Five men who went to sleep on the streets of Chinatown were beaten in the middle of the night in the beginning of October. Four of them died. They all fit into the fabric of our community in some way or another. In a special series, Courtney Gross takes a look at the lives that were lost — the victims of a tragedy that has shed light on the dangers of living and sleeping on New York City's streets. This is part four of her four-part series.
October 5 was a chilly and windy night. Florencio Moran went to sleep on East Broadway alongside two other men.
That's where he was beaten to death.
Moran was the youngest of the four victims, struck down in the middle of the night for using the street as a place to sleep. He was just 39 years old.
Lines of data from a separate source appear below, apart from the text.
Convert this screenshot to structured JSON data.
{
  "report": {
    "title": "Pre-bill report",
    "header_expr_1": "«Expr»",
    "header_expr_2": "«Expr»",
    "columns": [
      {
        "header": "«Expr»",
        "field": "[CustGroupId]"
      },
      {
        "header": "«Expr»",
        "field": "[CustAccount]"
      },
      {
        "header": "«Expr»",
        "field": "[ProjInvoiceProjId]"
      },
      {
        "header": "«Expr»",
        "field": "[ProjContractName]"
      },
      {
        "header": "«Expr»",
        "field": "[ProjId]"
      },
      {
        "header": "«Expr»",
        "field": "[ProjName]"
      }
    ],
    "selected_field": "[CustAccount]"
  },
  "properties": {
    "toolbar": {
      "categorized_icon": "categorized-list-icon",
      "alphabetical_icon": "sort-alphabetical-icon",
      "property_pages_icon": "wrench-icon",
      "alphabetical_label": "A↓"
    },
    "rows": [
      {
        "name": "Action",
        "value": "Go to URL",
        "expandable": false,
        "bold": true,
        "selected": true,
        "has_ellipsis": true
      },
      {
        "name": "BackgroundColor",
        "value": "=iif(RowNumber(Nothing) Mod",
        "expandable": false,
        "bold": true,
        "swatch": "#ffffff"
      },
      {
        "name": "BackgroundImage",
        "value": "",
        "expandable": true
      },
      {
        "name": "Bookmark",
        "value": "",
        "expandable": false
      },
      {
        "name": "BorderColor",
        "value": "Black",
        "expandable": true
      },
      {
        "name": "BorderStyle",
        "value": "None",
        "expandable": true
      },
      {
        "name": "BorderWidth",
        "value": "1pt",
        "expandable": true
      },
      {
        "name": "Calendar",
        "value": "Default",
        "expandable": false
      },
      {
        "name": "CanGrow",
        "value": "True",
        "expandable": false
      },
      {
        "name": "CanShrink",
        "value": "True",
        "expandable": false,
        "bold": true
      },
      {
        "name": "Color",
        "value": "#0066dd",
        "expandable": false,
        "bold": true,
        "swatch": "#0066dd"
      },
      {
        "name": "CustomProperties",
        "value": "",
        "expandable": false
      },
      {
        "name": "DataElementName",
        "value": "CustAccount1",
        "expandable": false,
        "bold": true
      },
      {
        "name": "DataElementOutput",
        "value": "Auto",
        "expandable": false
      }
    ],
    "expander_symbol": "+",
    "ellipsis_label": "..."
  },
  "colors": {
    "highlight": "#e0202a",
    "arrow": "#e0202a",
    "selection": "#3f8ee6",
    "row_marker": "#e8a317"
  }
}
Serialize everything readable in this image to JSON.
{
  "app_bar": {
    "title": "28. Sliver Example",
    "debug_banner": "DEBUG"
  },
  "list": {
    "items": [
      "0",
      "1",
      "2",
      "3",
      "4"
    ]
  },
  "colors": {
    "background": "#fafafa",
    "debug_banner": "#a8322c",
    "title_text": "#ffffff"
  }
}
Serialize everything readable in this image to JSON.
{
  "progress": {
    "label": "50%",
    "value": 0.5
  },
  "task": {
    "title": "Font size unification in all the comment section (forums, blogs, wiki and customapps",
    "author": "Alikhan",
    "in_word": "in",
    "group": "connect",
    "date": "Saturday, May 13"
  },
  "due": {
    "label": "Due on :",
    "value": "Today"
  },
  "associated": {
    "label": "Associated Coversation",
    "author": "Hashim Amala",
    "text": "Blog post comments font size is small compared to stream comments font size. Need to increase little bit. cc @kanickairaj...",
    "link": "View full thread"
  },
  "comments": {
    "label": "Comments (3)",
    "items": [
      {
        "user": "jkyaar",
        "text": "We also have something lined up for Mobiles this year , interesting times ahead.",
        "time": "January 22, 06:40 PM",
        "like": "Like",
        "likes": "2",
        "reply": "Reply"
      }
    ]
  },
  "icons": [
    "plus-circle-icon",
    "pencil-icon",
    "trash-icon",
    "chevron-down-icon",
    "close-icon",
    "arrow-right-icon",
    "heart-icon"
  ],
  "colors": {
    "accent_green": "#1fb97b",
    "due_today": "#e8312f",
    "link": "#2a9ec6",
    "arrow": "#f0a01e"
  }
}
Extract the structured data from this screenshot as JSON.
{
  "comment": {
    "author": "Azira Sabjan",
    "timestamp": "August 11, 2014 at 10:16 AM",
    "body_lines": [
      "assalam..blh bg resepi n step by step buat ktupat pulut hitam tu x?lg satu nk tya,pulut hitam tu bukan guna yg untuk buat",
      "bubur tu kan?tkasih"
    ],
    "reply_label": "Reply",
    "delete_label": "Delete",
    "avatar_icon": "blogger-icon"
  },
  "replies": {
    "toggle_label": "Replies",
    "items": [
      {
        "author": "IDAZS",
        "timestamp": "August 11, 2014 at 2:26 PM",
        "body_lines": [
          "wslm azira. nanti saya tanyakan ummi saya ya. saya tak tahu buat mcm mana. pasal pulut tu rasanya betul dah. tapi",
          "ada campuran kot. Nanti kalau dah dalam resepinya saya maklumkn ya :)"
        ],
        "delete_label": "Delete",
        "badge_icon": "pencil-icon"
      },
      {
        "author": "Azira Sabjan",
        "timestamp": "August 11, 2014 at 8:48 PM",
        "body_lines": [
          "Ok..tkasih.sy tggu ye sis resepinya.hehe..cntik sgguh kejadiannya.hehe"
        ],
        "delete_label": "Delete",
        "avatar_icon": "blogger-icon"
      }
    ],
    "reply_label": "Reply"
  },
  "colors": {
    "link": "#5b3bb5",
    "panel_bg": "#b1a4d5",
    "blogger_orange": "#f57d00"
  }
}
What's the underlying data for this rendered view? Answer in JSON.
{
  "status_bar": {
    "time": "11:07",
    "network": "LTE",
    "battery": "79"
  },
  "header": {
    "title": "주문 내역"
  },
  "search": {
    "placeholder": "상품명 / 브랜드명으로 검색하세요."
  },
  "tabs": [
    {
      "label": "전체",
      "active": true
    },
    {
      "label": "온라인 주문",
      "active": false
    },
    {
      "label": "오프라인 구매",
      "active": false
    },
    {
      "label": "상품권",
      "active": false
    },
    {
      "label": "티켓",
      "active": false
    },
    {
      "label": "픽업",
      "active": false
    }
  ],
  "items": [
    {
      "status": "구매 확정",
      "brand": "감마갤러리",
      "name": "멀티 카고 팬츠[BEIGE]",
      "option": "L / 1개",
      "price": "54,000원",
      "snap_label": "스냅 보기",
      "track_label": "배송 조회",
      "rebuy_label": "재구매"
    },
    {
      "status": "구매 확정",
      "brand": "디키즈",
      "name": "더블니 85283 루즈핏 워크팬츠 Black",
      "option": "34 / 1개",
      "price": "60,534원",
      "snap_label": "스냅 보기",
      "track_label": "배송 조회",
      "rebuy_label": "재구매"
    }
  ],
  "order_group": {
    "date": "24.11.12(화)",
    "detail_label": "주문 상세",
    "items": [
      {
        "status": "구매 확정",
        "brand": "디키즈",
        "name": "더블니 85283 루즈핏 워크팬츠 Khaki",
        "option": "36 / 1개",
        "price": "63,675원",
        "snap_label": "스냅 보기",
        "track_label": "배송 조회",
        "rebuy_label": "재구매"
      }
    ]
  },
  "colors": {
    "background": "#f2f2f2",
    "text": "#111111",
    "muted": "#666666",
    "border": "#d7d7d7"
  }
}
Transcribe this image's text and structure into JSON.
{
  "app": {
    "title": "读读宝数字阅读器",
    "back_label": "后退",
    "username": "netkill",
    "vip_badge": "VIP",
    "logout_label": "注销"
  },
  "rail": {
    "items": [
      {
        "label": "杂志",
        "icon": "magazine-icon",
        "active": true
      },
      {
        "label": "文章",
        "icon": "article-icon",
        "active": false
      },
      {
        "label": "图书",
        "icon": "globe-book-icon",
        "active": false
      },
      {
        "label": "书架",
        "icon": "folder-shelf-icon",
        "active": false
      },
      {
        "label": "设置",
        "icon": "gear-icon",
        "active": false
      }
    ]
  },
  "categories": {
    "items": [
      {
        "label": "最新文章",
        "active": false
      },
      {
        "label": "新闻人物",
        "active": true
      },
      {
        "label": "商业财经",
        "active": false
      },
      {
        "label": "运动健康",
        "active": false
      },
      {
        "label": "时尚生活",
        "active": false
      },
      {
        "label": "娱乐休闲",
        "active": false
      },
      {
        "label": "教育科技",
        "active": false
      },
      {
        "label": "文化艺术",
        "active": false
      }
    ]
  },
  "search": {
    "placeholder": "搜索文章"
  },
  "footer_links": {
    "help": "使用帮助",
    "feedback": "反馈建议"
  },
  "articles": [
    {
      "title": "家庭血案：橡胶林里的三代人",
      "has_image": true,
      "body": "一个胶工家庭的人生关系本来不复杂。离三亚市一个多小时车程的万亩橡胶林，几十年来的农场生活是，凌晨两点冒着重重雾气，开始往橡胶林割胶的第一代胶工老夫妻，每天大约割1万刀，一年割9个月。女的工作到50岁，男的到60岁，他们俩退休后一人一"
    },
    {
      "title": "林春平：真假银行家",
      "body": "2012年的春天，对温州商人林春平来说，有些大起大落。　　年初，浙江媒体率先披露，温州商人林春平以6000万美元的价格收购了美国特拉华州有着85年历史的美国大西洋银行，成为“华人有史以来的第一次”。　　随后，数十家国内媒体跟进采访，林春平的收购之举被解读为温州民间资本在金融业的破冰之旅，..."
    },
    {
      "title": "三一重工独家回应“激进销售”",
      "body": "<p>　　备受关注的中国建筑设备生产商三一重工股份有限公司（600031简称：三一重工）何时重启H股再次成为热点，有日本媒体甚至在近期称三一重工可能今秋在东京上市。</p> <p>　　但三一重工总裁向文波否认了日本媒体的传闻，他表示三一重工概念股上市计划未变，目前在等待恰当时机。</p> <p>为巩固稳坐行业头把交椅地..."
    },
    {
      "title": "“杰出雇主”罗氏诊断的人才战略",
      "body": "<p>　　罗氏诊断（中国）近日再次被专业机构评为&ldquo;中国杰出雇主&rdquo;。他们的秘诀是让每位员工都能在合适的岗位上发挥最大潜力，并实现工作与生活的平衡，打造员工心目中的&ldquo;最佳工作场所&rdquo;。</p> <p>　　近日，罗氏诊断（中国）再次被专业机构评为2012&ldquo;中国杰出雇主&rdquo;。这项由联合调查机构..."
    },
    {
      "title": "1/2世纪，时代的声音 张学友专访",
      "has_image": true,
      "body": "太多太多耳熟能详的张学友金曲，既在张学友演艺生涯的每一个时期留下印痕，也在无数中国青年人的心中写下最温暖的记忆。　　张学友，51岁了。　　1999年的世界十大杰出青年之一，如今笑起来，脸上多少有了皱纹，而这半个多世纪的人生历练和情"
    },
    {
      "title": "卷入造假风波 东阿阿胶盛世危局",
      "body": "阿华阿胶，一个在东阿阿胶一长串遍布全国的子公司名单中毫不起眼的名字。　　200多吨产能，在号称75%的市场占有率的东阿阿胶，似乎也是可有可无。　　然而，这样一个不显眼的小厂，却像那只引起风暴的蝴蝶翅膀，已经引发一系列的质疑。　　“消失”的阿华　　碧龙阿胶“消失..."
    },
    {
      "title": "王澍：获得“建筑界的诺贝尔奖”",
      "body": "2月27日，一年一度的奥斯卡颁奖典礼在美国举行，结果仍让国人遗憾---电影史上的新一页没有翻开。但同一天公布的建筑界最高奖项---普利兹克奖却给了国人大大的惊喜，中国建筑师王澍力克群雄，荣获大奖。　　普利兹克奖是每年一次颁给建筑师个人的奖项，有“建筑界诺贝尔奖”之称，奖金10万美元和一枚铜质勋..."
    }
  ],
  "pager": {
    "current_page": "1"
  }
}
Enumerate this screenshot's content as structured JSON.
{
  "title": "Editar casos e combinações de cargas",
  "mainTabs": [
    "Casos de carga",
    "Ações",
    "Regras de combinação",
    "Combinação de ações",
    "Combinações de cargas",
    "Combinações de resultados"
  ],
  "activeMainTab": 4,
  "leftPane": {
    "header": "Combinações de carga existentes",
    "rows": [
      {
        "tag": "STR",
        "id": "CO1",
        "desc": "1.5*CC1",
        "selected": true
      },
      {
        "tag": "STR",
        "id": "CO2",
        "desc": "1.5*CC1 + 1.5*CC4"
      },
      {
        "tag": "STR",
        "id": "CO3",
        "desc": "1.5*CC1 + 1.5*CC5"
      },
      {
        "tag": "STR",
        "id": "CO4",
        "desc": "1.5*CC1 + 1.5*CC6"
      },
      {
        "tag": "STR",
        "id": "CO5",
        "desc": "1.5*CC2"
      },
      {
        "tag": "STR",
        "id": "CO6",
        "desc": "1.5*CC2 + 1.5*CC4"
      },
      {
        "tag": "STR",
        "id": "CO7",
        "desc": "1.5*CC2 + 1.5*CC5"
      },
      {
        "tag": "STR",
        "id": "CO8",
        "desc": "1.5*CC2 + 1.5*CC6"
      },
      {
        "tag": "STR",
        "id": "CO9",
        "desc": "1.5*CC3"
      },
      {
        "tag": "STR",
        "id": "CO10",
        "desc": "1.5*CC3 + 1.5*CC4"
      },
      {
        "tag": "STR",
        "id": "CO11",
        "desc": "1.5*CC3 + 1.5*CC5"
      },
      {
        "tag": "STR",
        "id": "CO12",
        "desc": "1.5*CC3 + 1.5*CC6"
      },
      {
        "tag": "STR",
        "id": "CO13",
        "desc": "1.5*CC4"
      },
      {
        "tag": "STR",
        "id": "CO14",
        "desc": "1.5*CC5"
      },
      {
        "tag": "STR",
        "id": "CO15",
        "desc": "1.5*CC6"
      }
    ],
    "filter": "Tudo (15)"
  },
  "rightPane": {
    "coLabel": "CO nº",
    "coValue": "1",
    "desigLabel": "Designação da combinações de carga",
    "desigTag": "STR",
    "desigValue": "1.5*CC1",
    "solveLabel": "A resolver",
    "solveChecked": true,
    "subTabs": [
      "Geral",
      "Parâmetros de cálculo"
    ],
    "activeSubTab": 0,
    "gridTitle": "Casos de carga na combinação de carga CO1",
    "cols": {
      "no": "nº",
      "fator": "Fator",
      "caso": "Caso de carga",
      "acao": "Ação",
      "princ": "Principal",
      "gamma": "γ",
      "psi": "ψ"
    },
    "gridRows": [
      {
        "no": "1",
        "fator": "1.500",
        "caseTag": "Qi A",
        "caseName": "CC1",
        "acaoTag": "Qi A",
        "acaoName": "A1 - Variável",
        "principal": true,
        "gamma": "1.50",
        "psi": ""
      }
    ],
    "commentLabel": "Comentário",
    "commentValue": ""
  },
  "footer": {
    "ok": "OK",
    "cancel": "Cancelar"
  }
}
- Part 1: Nazario Vazquez Villegas: Why a Man Who Had a Home to Go to Died While Sleeping on the Streets of Chinatown
- Part 2: Chuen Kwok: Why an 83-Year-Old Man Found Himself Homeless in the Twilight of His Life
Little is known about him. We only have one picture. He was the last victim to be identified. It took officials nearly two weeks to get his name. They are still searching for his family.
We know he was from Mexico, from the state of Guerrero. The Mexican consulate is looking for relatives. So far, no luck.
Moran had friends, a family of sorts, men who banded together in Chinatown and slept on the streets. Luis Rodriguez was closest to him.
(Luis Rodriguez (right) sits on a park bench in Manhattan with another homeless man, preparing for a night on the streets.)
"Florencio was my good friend,” said Rodriguez. “I have known him for about that time, for about two years that I have been in the streets."
His group of friends could often be found at a small park in lower Manhattan in the evening hours.
"We would just hang out,” said Rodriguez. “Have a couple drinks, hang out. I met him ‘cause he used to like going to the casino. Just like hanging out, making money, that's how I met him."
They drank together. They took buses to casinos in Pennsylvania together. They slept on the streets together. A life often in the dark, veiled from society as we know it.
"Just the typical friend that would be there for you, I mean, I hate to say it: if you needed a drink, if you had the shakes or something, he would be there for you,” said Rodriguez. “He would be there for you to give you the sweater off his back. He was a very nice, very beautiful, humble guy."
We're told Moran at one point wanted to be a professional boxer — dreams dashed, Rodriguez said, by a string of bad luck.
"You wonder how some people just have the worst luck. For some reason or another, they have a terrible life," said Rodriguez.
Abraham Bautista also spent time with Moran on the street. He knew few details about the man he once was.
"He was my friend and we also sometimes, we share a beer,” Bautista said. “Every time they see me and run to me and ask me for money to get more beer. We never talk about family. We talk about someday going back to Mexico, but we never had a date."
Moran's story isn't unusual. Anonymity is the language of the streets, where sometimes the homeless simply graze by the services they need.
"We bring meals to people living on the streets, so basically it's the lowest threshold way to provide food for folks,” said Giselle Routhier, who works with the Coalition for the Homeless. “We go to where people are and hand out hot meals. So it turns out we knew almost all the gentleman that were killed or injured in this instance a few weeks ago, because we feed them every night.
"What folks may be doing to survive on the streets, or to deal with problems or trauma they are facing in their lives, may not differ from the kind of coping mechanisms that people who have a home face, but they are forced to do it in public, right? They don't have the privacy of their own home to cope with the issues they are facing. So at the end of the day, the issue that needs to be solved is homelessness and their access to a safe, private space."
We know Moran was offered help from city officials at one point years ago — part of the outreach officials do. But he refused, choosing the streets instead.